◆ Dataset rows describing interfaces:
* * * * * * * * *

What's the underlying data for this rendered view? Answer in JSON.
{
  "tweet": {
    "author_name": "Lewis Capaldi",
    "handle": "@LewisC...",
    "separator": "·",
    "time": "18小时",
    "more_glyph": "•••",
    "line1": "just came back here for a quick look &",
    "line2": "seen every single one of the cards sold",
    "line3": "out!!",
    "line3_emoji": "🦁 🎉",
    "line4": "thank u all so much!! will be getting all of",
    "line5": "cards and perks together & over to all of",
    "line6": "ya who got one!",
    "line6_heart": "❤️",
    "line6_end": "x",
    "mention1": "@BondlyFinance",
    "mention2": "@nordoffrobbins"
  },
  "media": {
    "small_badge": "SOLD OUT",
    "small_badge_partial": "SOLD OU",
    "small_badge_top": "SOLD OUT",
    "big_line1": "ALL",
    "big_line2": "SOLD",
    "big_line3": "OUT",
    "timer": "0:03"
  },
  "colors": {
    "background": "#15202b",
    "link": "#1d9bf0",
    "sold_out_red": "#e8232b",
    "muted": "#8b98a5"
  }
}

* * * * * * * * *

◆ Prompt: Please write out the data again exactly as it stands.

◆ Task output:
What's the underlying data for this rendered view? Answer in JSON.
{
  "tweet": {
    "author_name": "Lewis Capaldi",
    "handle": "@LewisC...",
    "separator": "·",
    "time": "18小时",
    "more_glyph": "•••",
    "line1": "just came back here for a quick look &",
    "line2": "seen every single one of the cards sold",
    "line3": "out!!",
    "line3_emoji": "🦁 🎉",
    "line4": "thank u all so much!! will be getting all of",
    "line5": "cards and perks together & over to all of",
    "line6": "ya who got one!",
    "line6_heart": "❤️",
    "line6_end": "x",
    "mention1": "@BondlyFinance",
    "mention2": "@nordoffrobbins"
  },
  "media": {
    "small_badge": "SOLD OUT",
    "small_badge_partial": "SOLD OU",
    "small_badge_top": "SOLD OUT",
    "big_line1": "ALL",
    "big_line2": "SOLD",
    "big_line3": "OUT",
    "timer": "0:03"
  },
  "colors": {
    "background": "#15202b",
    "link": "#1d9bf0",
    "sold_out_red": "#e8232b",
    "muted": "#8b98a5"
  }
}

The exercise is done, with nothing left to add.